Later, in eighth grade, I was painfully shy. I read constantly. So much so that it negatively affected my grades. I was the kid in the back of the class hiding her open book under the desk, completely oblivious to the teacher or the lesson. That was the year I turned in a personal narrative about my family’s Christmas tradition, and my teacher, Ms. Fabiani, was so impressed she read it aloud to the class. I was startled to hear my words come out of her mouth and thrilled by the polite applause when she was done.

At the end of the year, Ms. Fabiani had us write an eleven-sentence paragraph as our final exam. I remember swelling with pride and joy at the sight of the big red 100% written on the top of my paper. I ran up to my teacher after class, beaming and screaming, “Ms. Fabiani! Ms. Fabiani! I got an A on my final! I passed!” She just looked down at me and said, “Yes, but you still failed, honey.” Her words were like a brick to my chest. I hung my head and walked away, and at the end of that summer I started my second eighth grade year at a different school in a different state, my heart still heavy with shame, finally understanding the weight of a zero. Or twenty zeros.

I started my freshman year in college with a malnourished English education. I was able to substitute English 11 and English 12 with Creative Writing 1 and 2, and I remember my first college essay came back covered in bright blue corrections. The most glaring mistake was the word “defiantly” circled more times than I cared to count. That’s when I learned that there is no A in definitely. In spite of this, I earned high marks on the other essays, and continued to excel in my other English classes as well.

writing_pull3

That’s when I decided to become a teacher so I could help kids like me. Kids who need the extra push. Kids who need a person to notice that they need to be noticed more than once or twice a year.

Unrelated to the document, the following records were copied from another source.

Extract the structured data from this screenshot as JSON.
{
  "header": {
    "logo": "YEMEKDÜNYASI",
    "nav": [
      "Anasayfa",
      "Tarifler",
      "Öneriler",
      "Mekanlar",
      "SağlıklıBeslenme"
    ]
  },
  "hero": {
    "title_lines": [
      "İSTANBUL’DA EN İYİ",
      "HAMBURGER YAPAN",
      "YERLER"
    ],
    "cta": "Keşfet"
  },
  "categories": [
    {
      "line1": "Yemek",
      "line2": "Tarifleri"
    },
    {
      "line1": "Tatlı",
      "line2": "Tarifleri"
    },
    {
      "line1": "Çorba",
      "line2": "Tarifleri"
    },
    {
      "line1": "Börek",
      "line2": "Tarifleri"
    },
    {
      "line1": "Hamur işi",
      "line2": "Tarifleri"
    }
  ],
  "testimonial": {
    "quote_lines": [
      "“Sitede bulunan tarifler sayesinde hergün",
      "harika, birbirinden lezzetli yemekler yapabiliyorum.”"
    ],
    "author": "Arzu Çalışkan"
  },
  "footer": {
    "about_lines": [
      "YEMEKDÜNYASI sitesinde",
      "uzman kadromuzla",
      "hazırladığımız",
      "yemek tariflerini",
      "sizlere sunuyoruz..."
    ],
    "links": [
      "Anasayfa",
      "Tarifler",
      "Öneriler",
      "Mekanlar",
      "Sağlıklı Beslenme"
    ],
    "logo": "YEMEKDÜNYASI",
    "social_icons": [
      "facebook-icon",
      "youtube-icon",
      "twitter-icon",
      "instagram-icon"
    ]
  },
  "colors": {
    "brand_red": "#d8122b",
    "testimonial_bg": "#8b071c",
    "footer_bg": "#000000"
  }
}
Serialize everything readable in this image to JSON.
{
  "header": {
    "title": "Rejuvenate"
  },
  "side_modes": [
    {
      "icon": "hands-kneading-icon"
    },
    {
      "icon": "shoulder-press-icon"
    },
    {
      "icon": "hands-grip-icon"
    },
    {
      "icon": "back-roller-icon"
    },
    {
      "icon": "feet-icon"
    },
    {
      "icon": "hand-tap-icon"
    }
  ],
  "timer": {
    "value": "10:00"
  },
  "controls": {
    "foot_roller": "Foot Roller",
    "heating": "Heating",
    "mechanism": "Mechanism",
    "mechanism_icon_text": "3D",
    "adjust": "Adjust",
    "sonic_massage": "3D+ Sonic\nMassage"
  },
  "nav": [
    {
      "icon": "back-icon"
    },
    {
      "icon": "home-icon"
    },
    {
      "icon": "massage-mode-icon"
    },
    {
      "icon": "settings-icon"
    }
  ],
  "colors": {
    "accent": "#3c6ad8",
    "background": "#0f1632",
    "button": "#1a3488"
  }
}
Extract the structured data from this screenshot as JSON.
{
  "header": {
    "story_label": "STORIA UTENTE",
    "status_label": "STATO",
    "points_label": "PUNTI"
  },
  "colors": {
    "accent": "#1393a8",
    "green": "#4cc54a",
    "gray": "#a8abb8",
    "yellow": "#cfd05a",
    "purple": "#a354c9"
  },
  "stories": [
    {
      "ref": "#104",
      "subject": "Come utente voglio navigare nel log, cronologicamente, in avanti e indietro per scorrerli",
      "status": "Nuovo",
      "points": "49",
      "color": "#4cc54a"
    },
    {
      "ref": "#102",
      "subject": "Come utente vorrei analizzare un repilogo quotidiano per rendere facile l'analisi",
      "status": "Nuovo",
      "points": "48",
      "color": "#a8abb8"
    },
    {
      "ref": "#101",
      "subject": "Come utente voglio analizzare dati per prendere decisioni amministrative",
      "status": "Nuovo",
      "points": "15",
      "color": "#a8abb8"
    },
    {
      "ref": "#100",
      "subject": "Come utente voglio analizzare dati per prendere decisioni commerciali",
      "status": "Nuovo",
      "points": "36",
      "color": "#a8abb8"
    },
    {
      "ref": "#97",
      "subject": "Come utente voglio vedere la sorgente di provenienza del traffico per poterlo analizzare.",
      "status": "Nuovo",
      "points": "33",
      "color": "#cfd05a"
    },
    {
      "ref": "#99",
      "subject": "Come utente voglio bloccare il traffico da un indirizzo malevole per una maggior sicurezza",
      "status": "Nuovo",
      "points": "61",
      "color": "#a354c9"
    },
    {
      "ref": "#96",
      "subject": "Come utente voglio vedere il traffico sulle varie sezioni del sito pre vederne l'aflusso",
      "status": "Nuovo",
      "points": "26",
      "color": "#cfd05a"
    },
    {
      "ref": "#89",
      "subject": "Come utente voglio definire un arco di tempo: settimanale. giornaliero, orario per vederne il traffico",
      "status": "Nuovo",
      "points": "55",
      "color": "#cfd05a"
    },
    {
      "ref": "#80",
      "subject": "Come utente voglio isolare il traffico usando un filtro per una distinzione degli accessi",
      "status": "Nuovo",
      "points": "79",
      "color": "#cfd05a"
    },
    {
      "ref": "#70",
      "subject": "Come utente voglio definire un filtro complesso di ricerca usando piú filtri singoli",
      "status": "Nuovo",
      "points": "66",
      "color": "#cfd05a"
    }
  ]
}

Teaching became my passion. During my first year teaching, I enrolled in Reading and Writing Digital Texts with Penny Pence. She made us blog. A lot. I loved it.

I kept up with the blog for a while even after the class had ended, but eventually stopped posting new blogs because summer and a social life got in the way. When I stopped blogging regularly, I would occasionally feel the itch to write. I started a couple of new blogs here and there, but eventually deleted them because I would lose interest in the topic or become too lazy to write something worth posting.

I suppose my problem with writing is that it comes in waves. I’ll have periods where I write constantly, and longer periods where I’ll hardly write at all. I have a lovely collection of beautiful journals, all mostly empty. The first few pages are always full, though. There’s something about a brand new journal that always motivates me to write for a few days, but then the desire pitters out. Then next time I feel the urge to write, I’ll go buy another brand new journal and do it all over again.

iStock_book_typewriter_writingCurrently, I’m “writing” a young adult dystopian novel. I put writing in quotation marks because I haven’t actively written anything in about three months, but I’ve realized that writing doesn’t always involve scratching words onto paper or pounding them onto a screen. Sometimes, writing involves taking the dog for a walk or meeting up with friends. Other times writing involves staring at a blinking cursor for twenty minutes without typing a thing before jumping onto Facebook and posting a witty status update.

There are also times when I want to write, but I just don’t have the time. Right now, for instance, I’m staying up way past my bedtime because I’m finally feeling inspired. I feel inspired to finally start chapter four of my novel, but those pesky lesson plans keep tugging at my anxiety. I feel inspired to start blogging again, especially now that I’m at a new school teaching a new curriculum to a new age group, but that pile of grading is already large, and it’s only the third week of school.

I feel inspired to write, but guilty for setting aside the time to write when I know I should be doing other things. Like making dinner. Or sleeping.

I guess I should stop writing and go to sleep now. Ugh.